It was remarkable, too, we had but three subjects, and they were of three different religions. My man Friday was a Protestant, his father was a Pagan and a cannibal, and the Spaniard was a Papist. However, I allowed liberty of conscience throughout my dominions.
This, of course, is consistent with Defoe’s first principles:
Christians of what Denomination soever, being Orthodox in Principle, and Sound in Doctrine, have a Native Right to Liberty of serving God, according to the Dictates of their own Consciences, and ought to be Tolerated, provided they behave themselves peaceably under the Gov-ernment, and obedient in all other things to the Civil Magist-racy.11
What Defoe was advocating wasn’t a secularized state, but a commonwealth enjoyed and supported by all who were “orthodox in principle, and sound in doctrine.” He obviously felt, as Crusoe did, that many things could and should be left to liberty of conscience.

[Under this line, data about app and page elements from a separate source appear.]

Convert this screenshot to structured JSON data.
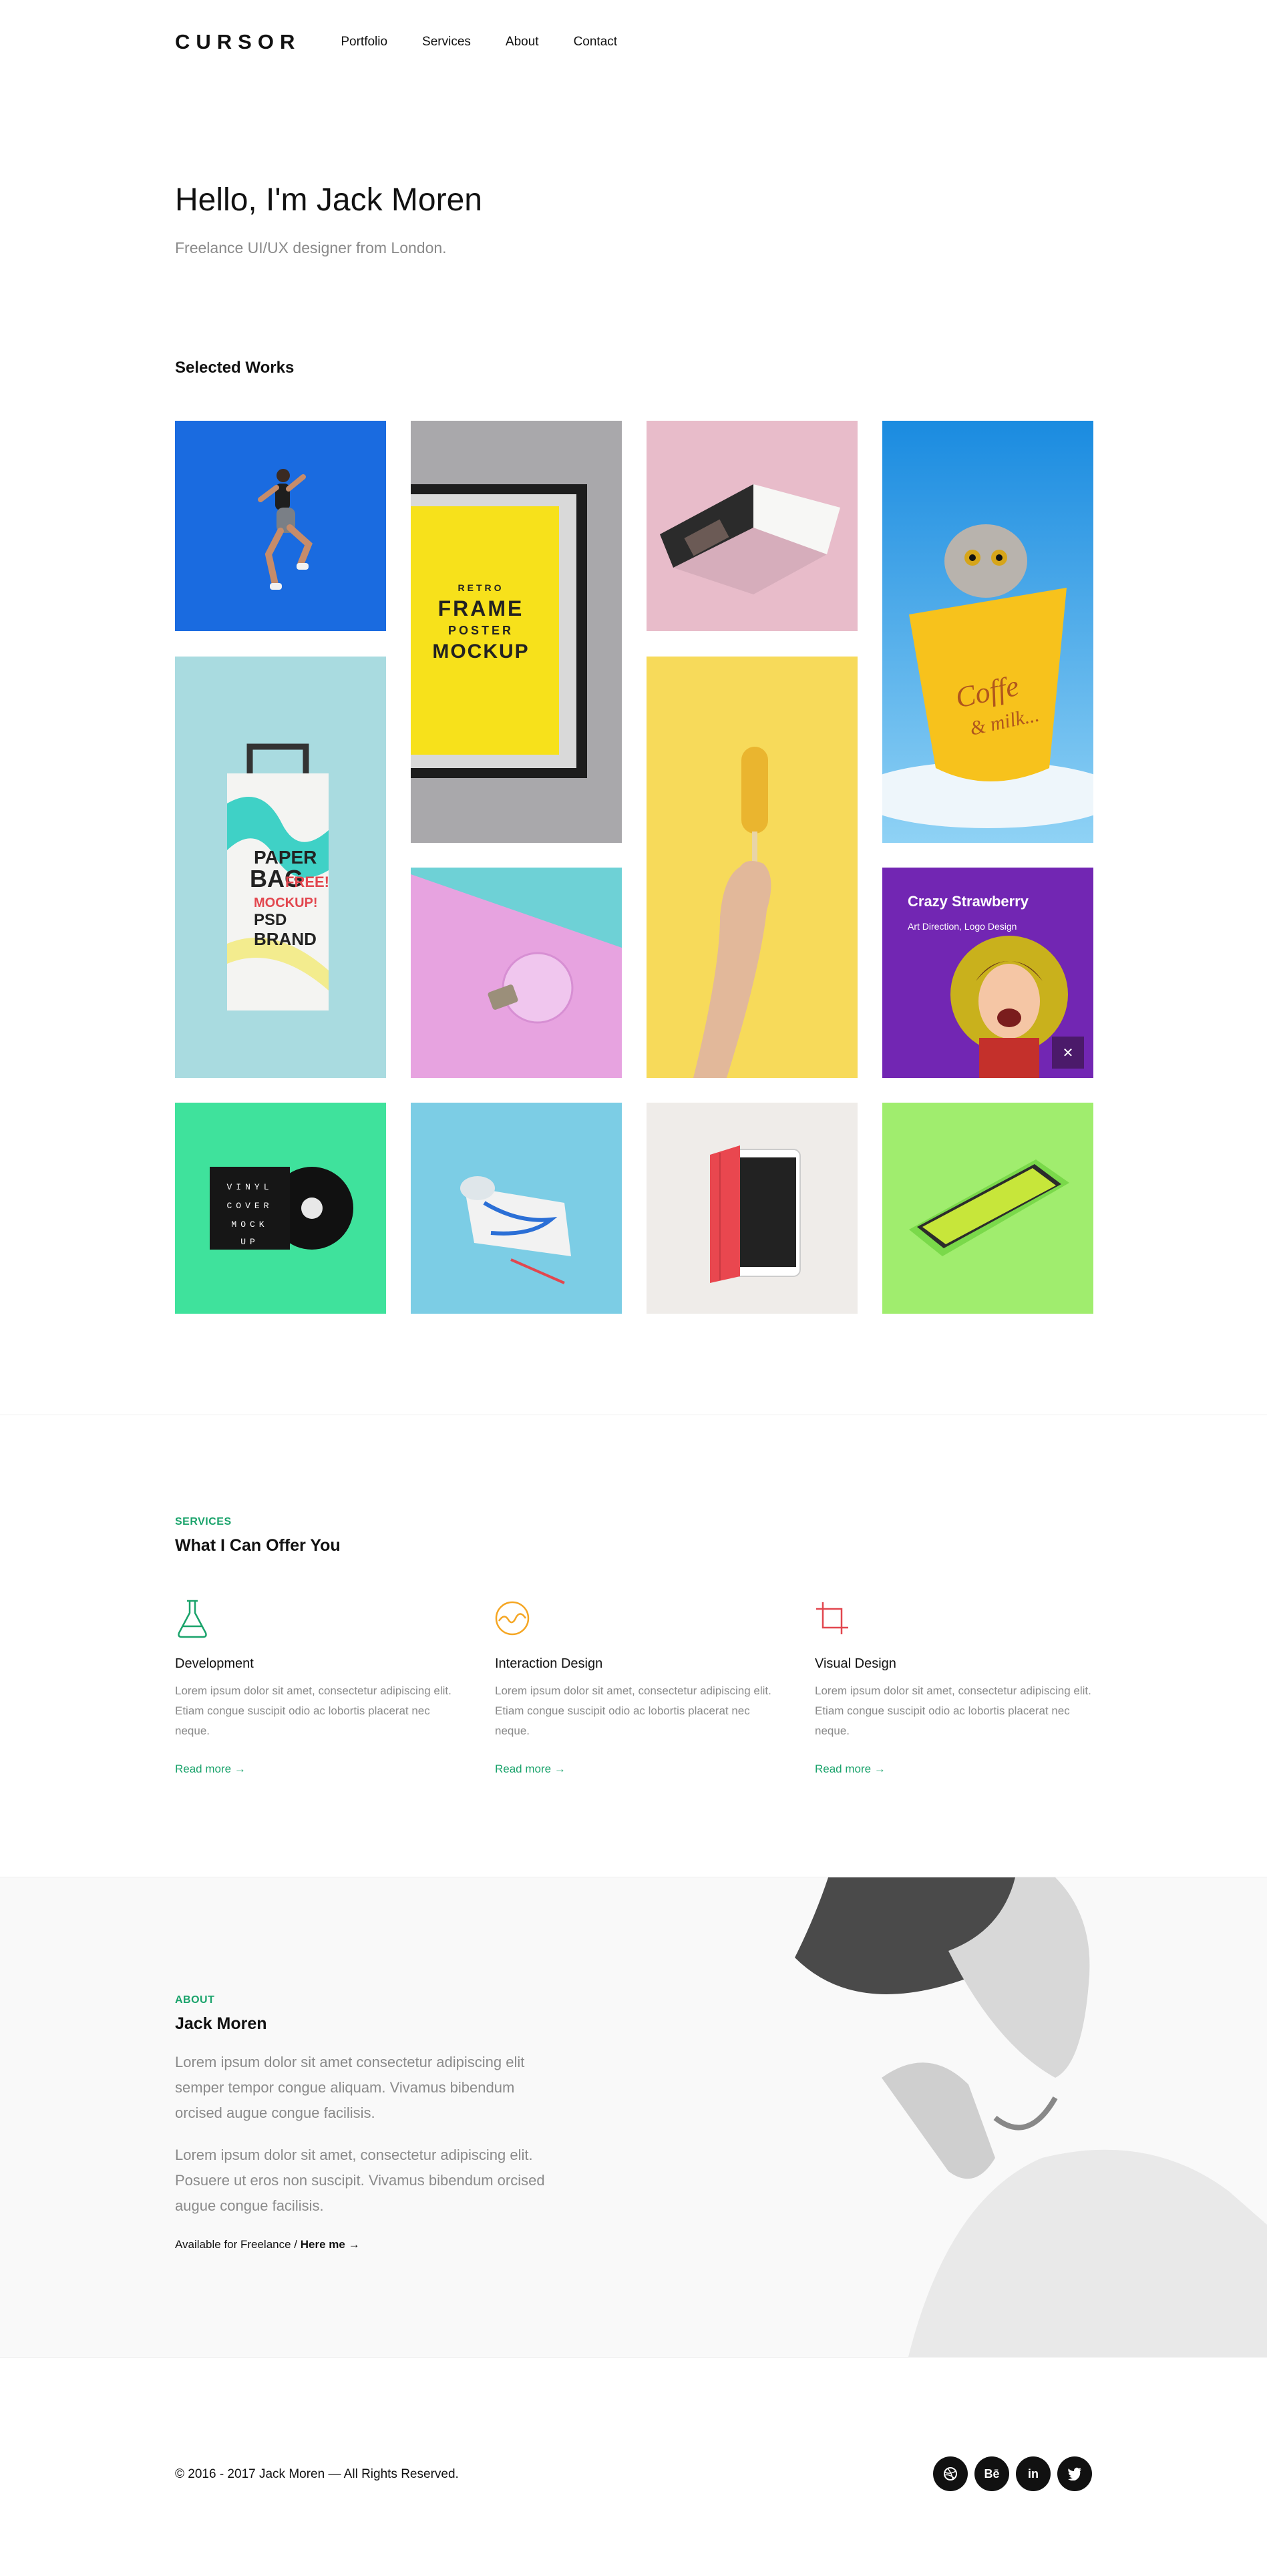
{
  "header": {
    "logo": "CURSOR",
    "nav": [
      "Portfolio",
      "Services",
      "About",
      "Contact"
    ]
  },
  "hero": {
    "title": "Hello, I'm Jack Moren",
    "subtitle": "Freelance UI/UX designer from London."
  },
  "works": {
    "title": "Selected Works",
    "overlay": {
      "title": "Crazy Strawberry",
      "subtitle": "Art Direction, Logo Design"
    },
    "artwork_text": {
      "frame": [
        "RETRO",
        "FRAME",
        "POSTER",
        "MOCKUP"
      ],
      "bag": [
        "PAPER",
        "BAG",
        "FREE!",
        "MOCKUP!",
        "PSD",
        "BRAND"
      ],
      "coffee": [
        "Coffe",
        "& milk..."
      ],
      "vinyl": [
        "VINYL",
        "COVER",
        "MOCK",
        "UP"
      ]
    }
  },
  "services": {
    "eyebrow": "SERVICES",
    "title": "What I Can Offer You",
    "items": [
      {
        "title": "Development",
        "desc": "Lorem ipsum dolor sit amet, consectetur adipiscing elit. Etiam congue suscipit odio ac lobortis placerat nec neque.",
        "link": "Read more",
        "icon": "flask-icon",
        "color": "#1aa36b"
      },
      {
        "title": "Interaction Design",
        "desc": "Lorem ipsum dolor sit amet, consectetur adipiscing elit. Etiam congue suscipit odio ac lobortis placerat nec neque.",
        "link": "Read more",
        "icon": "wave-circle-icon",
        "color": "#f5a623"
      },
      {
        "title": "Visual Design",
        "desc": "Lorem ipsum dolor sit amet, consectetur adipiscing elit. Etiam congue suscipit odio ac lobortis placerat nec neque.",
        "link": "Read more",
        "icon": "crop-icon",
        "color": "#e2474f"
      }
    ]
  },
  "about": {
    "eyebrow": "ABOUT",
    "name": "Jack Moren",
    "p1": "Lorem ipsum dolor sit amet consectetur adipiscing elit semper tempor congue aliquam. Vivamus bibendum orcised augue congue facilisis.",
    "p2": "Lorem ipsum dolor sit amet, consectetur adipiscing elit. Posuere ut eros non suscipit. Vivamus bibendum orcised augue congue facilisis.",
    "freelance_prefix": "Available for Freelance / ",
    "freelance_link": "Here me"
  },
  "footer": {
    "copyright": "© 2016 - 2017 Jack Moren — All Rights Reserved.",
    "socials": [
      "dribbble-icon",
      "behance-icon",
      "linkedin-icon",
      "twitter-icon"
    ],
    "social_labels": {
      "behance": "Bē",
      "linkedin": "in"
    }
  },
  "colors": {
    "accent": "#1aa36b",
    "tile_blue": "#1a6be0",
    "tile_gray": "#a9a8ab",
    "tile_pink": "#e8bcca",
    "tile_sky": "#3aa5e6",
    "tile_aqua": "#a9dbe0",
    "tile_yellow": "#f7da5a",
    "tile_magenta": "#e7a3e0",
    "tile_purple": "#7226b3",
    "tile_mint": "#3fe29c",
    "tile_lightblue": "#7ccde5",
    "tile_beige": "#efece9",
    "tile_lime": "#a0ed6e"
  }
}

Defoe lived in an England where even those who professed the name of Christ couldn’t seem to live peaceably under the same government. Crusoe and his island, far from being a mere adventure story, were both a spiritual memory and a projection of hope, of spiritual possibility. Liberty of conscience and legislated toleration need not spell the end of Christendom. Indeed, a biblical freedom might lead to the expansion of Christ’s kingdom and to its greater peace. At least that’s how things worked out in Robinson Crusoe.

Unless otherwise noted, paintings by N.C. Wyeth

1 Wm. Anderson, “Daniel Defoe and His Church,” The Catholic Presbyterian, Vol. IX (Feb 1883)
2 George A. Starr, Defoe and Spiritual Autobiography (New York: Gordian Press, 1971), 5
3 Ibid., 6-9, 18-19
4 Ibid., 17
5 Ibid., 36, 37
6 Ibid., 35-36
7 Philip Zaleski “Strange Shipwreck of Robinson Crusoe,” First Things (May 1995)
8 Ibid.
9 Ibid.
10 Peter Leithart, “Bunyan, Defoe, and the Novel,” <>
11 Defoe, Jure Divina, preface, xxi